In a recent article in the Times Literary Supplement (TLS), Robert MacFarlane refers to the Ulrich paper in an essay about healthcare design. You may have noticed this in some healthcare facilities--not nearly as many as I'd like but.... He provides a brief history on this relationship between nature and health care. This slow-growing movement is known as "well-building" and/or "biophilic design."  The article is about how a book he wrote with artist Jackie Morris--The Lost Words, has been used in the design of a new building at the Royal National Orthopaedic Hospital (RNOH) in Stanmore (north London, England).

Earlier I wrote a post about the McFarlane-Morris book.
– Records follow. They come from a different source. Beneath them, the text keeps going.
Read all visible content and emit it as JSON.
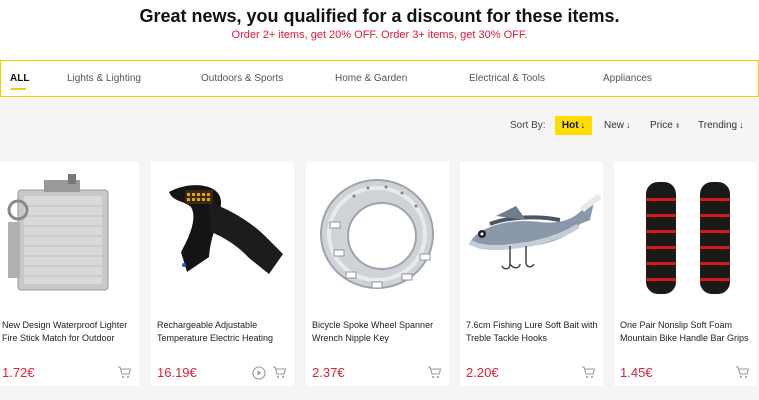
{
  "banner": {
    "headline": "Great news, you qualified for a discount for these items.",
    "subline": "Order 2+ items, get 20% OFF. Order 3+ items, get 30% OFF."
  },
  "categories": [
    {
      "label": "ALL"
    },
    {
      "label": "Lights & Lighting"
    },
    {
      "label": "Outdoors & Sports"
    },
    {
      "label": "Home & Garden"
    },
    {
      "label": "Electrical & Tools"
    },
    {
      "label": "Appliances"
    }
  ],
  "sort": {
    "label": "Sort By:",
    "options": [
      {
        "label": "Hot",
        "indicator": "arrow-down-icon"
      },
      {
        "label": "New",
        "indicator": "arrow-down-icon"
      },
      {
        "label": "Price",
        "indicator": "up-down-icon"
      },
      {
        "label": "Trending",
        "indicator": "arrow-down-icon"
      }
    ],
    "active": "Hot"
  },
  "products": [
    {
      "title": "New Design Waterproof Lighter Fire Stick Match for Outdoor",
      "price": "1.72€",
      "image": "lighter-image"
    },
    {
      "title": "Rechargeable Adjustable Temperature Electric Heating",
      "price": "16.19€",
      "image": "heated-scarf-image"
    },
    {
      "title": "Bicycle Spoke Wheel Spanner Wrench Nipple Key",
      "price": "2.37€",
      "image": "spoke-wrench-image"
    },
    {
      "title": "7.6cm Fishing Lure Soft Bait with Treble Tackle Hooks",
      "price": "2.20€",
      "image": "fishing-lure-image"
    },
    {
      "title": "One Pair Nonslip Soft Foam Mountain Bike Handle Bar Grips",
      "price": "1.45€",
      "image": "bike-grips-image"
    }
  ],
  "colors": {
    "accent": "#ffdd00",
    "price": "#d8233b",
    "discount_text": "#e2173b"
  }
}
In a few words, it is about 20 words for every day, plants and critters that are no longer found in the Oxford Junior Dictionary, A to W.  They have been replaced by technical words in common use today--computerese. McFarlane wrote a "spell" for each lost word "and across three double-spreads (Morris) painted in watercolour first the absence of the named creature or plant, then--set in gold leaf--its radiant presence as an icon, and at last its return to the landscape or ecosystem of which it is a part." Here is a glimpse of the book as well as extensive comments by Morris on the book's design.
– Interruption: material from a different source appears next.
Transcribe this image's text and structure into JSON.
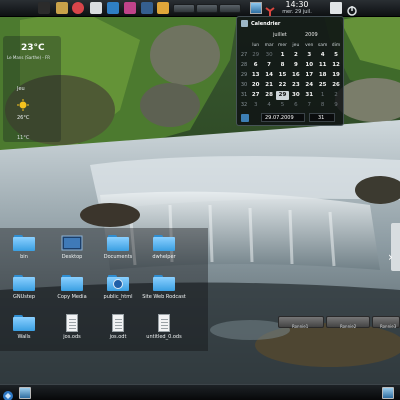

Image result for stanmore hospital
Artist Jackie Morris has an entry in her blog about the hospital design, titled "How A Book Became A Building."  Ms. Morris writes that "At the beginning of 2018 I was asked to 'express an interest' in a commissioned piece of work. The request took me by surprise, but once I had written, confessed my ignorance, had the procedure explained to me I thought about it for a while.

"The commission was for the atrium and walls of the Royal Orthopaedic Hospital in Stanmore. The history of the hospital linked the outside, the natural world to health. The site had been moved from central London to the greener edges of the city where the air was purer." 

(McFarlane begins his TLS essay with a description of an early film showing some of the children from the children's wards at the RNOH collecting buttercups. He calls attention to this link between hospital and nature (outside). "Group nature walks, beds moved outside into the fresh air and outdoor play were all then fully integrated into what would today be called a 'care pathway' for the children...."

The "pitch" Morris made was successful. The task she and designer Alison O'Toole (she was the book's designer) had taken was not small: "to decorate the corridors of four floors of the hospital, eighty panels in total." Morris writes that it was a "very steep learning curve."

Morris's entry is lavishly illustrated and also describes the powerful collaboration between artist, designer and writer. The Stanmore Building opened in early December 2018--on time and within budget!  The building is stunning. An aerial view of the building, the accommodations, a picture of patient Rachel opening the building, an image of the atrium in which is suspended an art installation, and a short slide show are found here.

Wednesday, August 14, 2019

The 2019 Spring Flood And Two Farmers In Nebraska

Image result for 2019 flood

Environmental & Science Education
Climate Change
Edward Hessler

This CBS report-- ~ 23 minutes long--is about the historic flood of March 2019 which put much of the central part of the United States under water.

The film beautifully reported by Adam Yamagouchi, tells the story of two farmers in Nebraska who are on different paths to farming their land after the aftermath.